Mortgage fraud is a specific variety of financial institution fraud. The Federal Bureau of Investigation (FBI) defines mortgage fraud as misstatements, misrepresentations or omissions in relation to a mortgage loan. Mortgage fraud can be committed by a borrower or a seller, but it can also be committed by a bank officer, an appraiser, a mortgage broker, an attorney, a loan originator or other industry insiders.
A borrower might commit mortgage fraud unintentionally
Sometimes a borrower may intentionally submit inaccurate information in an effort to qualify for a loan the borrower wouldn’t otherwise receive or to receive better terms on a loan. However, a borrower may commit mortgage fraud by mistake if he or she unintentionally puts inaccurate information on a mortgage application.
For example, you might have inadvertently committed mortgage fraud if you:
- Struck a deal with the seller that was not included in the mortgage documents
- Misstated your income
- Intend to repay a gift you received toward your down payment
How severe are the penalties for mortgage fraud?
In Missouri, each mortgage fraud transaction counts as a separate class D felony. Each class D felony conviction could result in a prison sentence up to seven years. Mortgage fraud could also merit federal felony convictions that could result in up to 30 years in prison, among other penalties.

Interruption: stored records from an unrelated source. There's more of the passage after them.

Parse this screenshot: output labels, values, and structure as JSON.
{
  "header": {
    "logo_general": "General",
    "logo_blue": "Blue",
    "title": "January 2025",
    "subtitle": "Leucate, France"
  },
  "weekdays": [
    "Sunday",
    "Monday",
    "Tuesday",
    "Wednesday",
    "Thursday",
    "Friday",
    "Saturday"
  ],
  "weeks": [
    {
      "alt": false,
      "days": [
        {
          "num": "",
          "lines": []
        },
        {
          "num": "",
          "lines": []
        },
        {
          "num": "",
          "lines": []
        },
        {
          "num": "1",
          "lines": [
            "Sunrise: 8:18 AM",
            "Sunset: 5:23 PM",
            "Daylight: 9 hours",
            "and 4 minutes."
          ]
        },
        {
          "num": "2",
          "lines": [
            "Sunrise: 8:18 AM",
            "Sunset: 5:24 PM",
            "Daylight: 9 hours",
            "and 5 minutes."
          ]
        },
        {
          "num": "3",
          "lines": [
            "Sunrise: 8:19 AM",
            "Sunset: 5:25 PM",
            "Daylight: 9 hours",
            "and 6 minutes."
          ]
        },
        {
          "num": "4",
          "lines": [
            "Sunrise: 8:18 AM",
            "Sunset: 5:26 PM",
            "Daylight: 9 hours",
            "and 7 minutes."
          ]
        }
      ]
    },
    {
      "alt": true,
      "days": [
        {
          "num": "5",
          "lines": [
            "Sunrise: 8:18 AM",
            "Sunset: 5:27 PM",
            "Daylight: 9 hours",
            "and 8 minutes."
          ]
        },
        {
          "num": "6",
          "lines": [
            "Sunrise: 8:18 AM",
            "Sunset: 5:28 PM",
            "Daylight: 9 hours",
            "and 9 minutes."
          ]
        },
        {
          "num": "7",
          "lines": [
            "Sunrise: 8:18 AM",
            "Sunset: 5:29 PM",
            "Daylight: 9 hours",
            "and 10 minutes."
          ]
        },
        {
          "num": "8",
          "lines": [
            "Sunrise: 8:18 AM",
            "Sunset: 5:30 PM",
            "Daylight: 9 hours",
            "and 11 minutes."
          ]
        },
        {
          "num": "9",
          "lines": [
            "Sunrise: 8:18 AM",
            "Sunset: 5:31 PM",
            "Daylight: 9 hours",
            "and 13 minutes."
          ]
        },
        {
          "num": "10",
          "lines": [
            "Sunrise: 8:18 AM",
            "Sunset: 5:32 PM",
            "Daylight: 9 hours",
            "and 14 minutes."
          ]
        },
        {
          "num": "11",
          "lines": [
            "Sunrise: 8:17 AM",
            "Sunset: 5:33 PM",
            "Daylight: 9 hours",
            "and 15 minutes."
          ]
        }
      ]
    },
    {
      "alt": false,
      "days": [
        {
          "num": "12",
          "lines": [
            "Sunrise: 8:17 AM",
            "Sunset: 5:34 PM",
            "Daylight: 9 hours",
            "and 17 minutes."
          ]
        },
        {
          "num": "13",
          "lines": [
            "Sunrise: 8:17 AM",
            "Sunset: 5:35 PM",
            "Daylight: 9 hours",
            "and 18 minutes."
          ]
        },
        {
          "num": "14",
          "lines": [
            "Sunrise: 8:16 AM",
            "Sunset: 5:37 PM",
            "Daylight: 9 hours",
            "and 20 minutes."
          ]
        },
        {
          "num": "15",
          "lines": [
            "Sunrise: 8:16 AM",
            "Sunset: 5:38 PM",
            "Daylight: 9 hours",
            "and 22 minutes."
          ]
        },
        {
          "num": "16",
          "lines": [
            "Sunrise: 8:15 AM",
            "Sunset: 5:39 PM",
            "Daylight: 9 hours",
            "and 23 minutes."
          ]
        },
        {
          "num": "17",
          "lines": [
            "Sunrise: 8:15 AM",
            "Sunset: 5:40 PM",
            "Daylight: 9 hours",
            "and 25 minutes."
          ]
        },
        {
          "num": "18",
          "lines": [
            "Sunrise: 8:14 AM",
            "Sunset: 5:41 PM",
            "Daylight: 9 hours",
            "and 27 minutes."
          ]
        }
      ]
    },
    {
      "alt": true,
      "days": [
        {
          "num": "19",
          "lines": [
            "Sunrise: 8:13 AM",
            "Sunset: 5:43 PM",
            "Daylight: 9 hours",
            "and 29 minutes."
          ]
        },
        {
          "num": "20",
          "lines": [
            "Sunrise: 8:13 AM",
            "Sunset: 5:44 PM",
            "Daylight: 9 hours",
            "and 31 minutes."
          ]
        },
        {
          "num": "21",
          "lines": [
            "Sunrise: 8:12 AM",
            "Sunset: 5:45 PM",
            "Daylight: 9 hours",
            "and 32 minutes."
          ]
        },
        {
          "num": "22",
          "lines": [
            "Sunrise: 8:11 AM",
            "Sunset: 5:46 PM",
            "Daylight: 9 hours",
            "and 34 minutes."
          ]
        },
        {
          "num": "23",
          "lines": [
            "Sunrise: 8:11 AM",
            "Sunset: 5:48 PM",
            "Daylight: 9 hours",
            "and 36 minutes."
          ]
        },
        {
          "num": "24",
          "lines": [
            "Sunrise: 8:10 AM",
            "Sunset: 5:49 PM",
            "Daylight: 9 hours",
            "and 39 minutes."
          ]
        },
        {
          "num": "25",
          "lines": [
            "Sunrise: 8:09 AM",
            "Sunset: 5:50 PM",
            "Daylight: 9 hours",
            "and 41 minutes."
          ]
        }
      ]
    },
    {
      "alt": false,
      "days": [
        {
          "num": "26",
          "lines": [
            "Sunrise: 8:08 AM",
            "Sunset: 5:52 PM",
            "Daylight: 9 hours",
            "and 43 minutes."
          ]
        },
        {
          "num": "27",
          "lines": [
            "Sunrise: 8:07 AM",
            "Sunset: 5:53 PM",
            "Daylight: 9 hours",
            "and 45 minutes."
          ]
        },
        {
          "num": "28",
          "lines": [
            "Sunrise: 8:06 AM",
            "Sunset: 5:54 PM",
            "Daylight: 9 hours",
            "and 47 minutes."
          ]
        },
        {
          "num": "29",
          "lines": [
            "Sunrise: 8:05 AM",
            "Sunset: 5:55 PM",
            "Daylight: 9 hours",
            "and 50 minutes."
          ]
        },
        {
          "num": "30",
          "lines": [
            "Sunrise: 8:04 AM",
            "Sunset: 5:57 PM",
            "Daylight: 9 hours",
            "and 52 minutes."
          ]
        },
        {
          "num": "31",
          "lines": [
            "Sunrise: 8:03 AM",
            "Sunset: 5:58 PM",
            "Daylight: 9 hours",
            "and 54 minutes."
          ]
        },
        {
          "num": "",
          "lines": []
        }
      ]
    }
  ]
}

Because mortgage fraud convictions can result in such severe penalties, it is important that you receive a fair trial. Each situation is unique, but it is generally valuable to do everything you can to help ensure you receive the best possible outcome in court.